> _WORK REQUIRED_: Scan the records below for the string "arrow" and return every line where it appears.

[Records contained in a dataset]
- - -

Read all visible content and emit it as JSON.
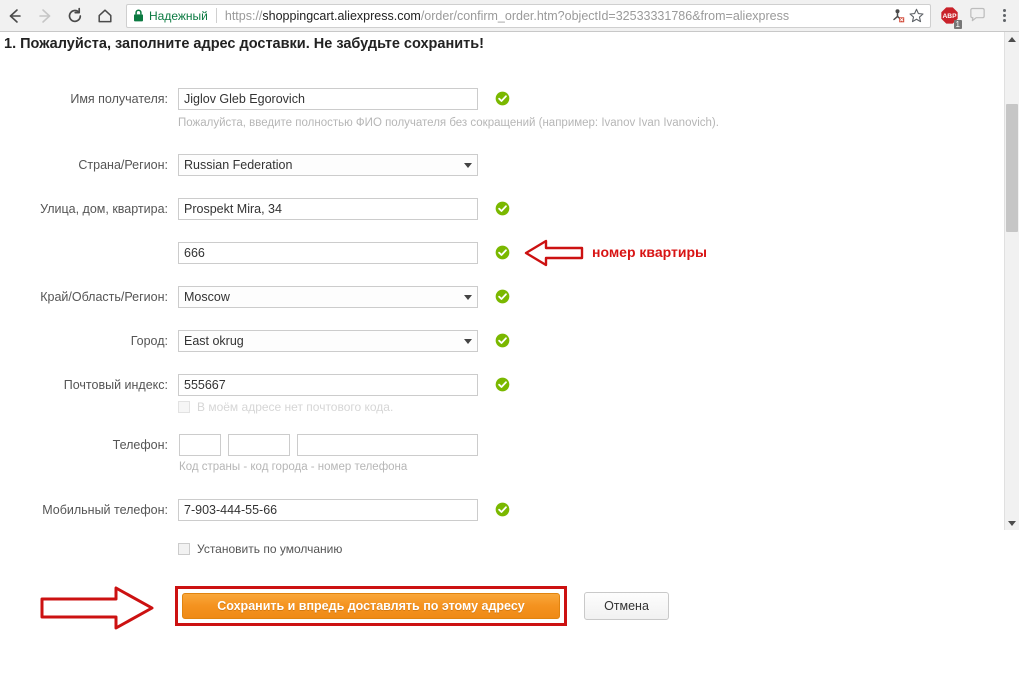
{
  "browser": {
    "back_icon": "back-arrow-icon",
    "forward_icon": "forward-arrow-icon",
    "reload_icon": "reload-icon",
    "home_icon": "home-icon",
    "security_label": "Надежный",
    "lock_icon": "lock-icon",
    "url_scheme": "https://",
    "url_host": "shoppingcart.aliexpress.com",
    "url_path": "/order/confirm_order.htm?objectId=32533331786&from=aliexpress",
    "url_full": "https://shoppingcart.aliexpress.com/order/confirm_order.htm?objectId=32533331786&from=aliexpress",
    "save_page_icon": "save-page-icon",
    "bookmark_icon": "star-bookmark-icon",
    "adblock_icon": "abp-adblock-icon",
    "adblock_badge": "1",
    "speech_icon": "speech-bubble-icon",
    "menu_icon": "three-dots-menu-icon",
    "secure_color": "#0b7a41"
  },
  "page": {
    "heading": "1. Пожалуйста, заполните адрес доставки. Не забудьте сохранить!"
  },
  "form": {
    "fields": [
      {
        "id": "recipient-name",
        "label": "Имя получателя:",
        "value": "Jiglov Gleb Egorovich",
        "placeholder": "",
        "valid": true,
        "hint": "Пожалуйста, введите полностью ФИО получателя без сокращений (например: Ivanov Ivan Ivanovich)."
      },
      {
        "id": "country-region",
        "label": "Страна/Регион:",
        "value": "Russian Federation",
        "type": "select",
        "valid": false
      },
      {
        "id": "street-address",
        "label": "Улица, дом, квартира:",
        "value": "Prospekt Mira, 34",
        "valid": true
      },
      {
        "id": "apartment-number",
        "label": "",
        "value": "666",
        "valid": true
      },
      {
        "id": "province-region",
        "label": "Край/Область/Регион:",
        "value": "Moscow",
        "type": "select",
        "valid": true
      },
      {
        "id": "city",
        "label": "Город:",
        "value": "East okrug",
        "type": "select",
        "valid": true
      },
      {
        "id": "postal-code",
        "label": "Почтовый индекс:",
        "value": "555667",
        "valid": true
      },
      {
        "id": "mobile-phone",
        "label": "Мобильный телефон:",
        "value": "7-903-444-55-66",
        "valid": true
      }
    ],
    "no_postcode_checkbox": {
      "label": "В моём адресе нет почтового кода.",
      "checked": false,
      "disabled": true
    },
    "phone": {
      "label": "Телефон:",
      "country_code": "",
      "area_code": "",
      "number": "",
      "hint": "Код страны - код города - номер телефона"
    },
    "default_checkbox": {
      "label": "Установить по умолчанию",
      "checked": false
    },
    "save_button": "Сохранить и впредь доставлять по этому адресу",
    "cancel_button": "Отмена"
  },
  "annotations": {
    "apartment_note": "номер квартиры",
    "arrow_left_icon": "red-arrow-left-icon",
    "arrow_right_icon": "red-arrow-right-icon",
    "highlight_box_icon": "red-highlight-rectangle",
    "color": "#d81414"
  }
}
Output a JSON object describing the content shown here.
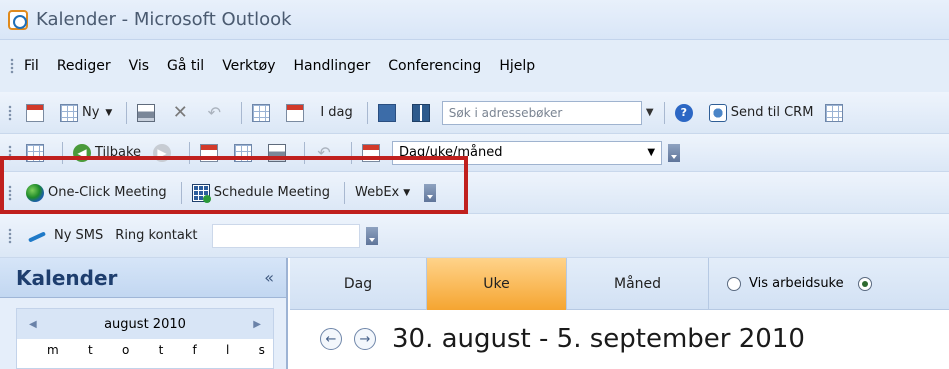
{
  "window": {
    "title": "Kalender - Microsoft Outlook"
  },
  "menubar": {
    "items": [
      "Fil",
      "Rediger",
      "Vis",
      "Gå til",
      "Verktøy",
      "Handlinger",
      "Conferencing",
      "Hjelp"
    ]
  },
  "toolbar_standard": {
    "new_label": "Ny",
    "today_label": "I dag",
    "search_placeholder": "Søk i adressebøker",
    "crm_label": "Send til CRM"
  },
  "toolbar_nav": {
    "back_label": "Tilbake",
    "view_value": "Dag/uke/måned"
  },
  "toolbar_webex": {
    "one_click_label": "One-Click Meeting",
    "schedule_label": "Schedule Meeting",
    "webex_label": "WebEx"
  },
  "toolbar_sms": {
    "new_sms_label": "Ny SMS",
    "call_label": "Ring kontakt"
  },
  "navigation_pane": {
    "title": "Kalender",
    "collapse_glyph": "«",
    "mini_calendar": {
      "month": "august 2010",
      "weekdays": [
        "m",
        "t",
        "o",
        "t",
        "f",
        "l",
        "s"
      ]
    }
  },
  "calendar_view": {
    "tabs": [
      "Dag",
      "Uke",
      "Måned"
    ],
    "active_tab": "Uke",
    "workweek_option": "Vis arbeidsuke",
    "date_range": "30. august - 5. september 2010"
  },
  "colors": {
    "highlight_border": "#c0201e",
    "active_tab": "#f5a531",
    "accent": "#1e3e6e"
  }
}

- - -

> _ANSWER SECTION_:
    "back_icon": "back-arrow-icon",
    "forward_icon": "forward-arrow-icon",
    "arrow_left_icon": "red-arrow-left-icon",
    "arrow_right_icon": "red-arrow-right-icon",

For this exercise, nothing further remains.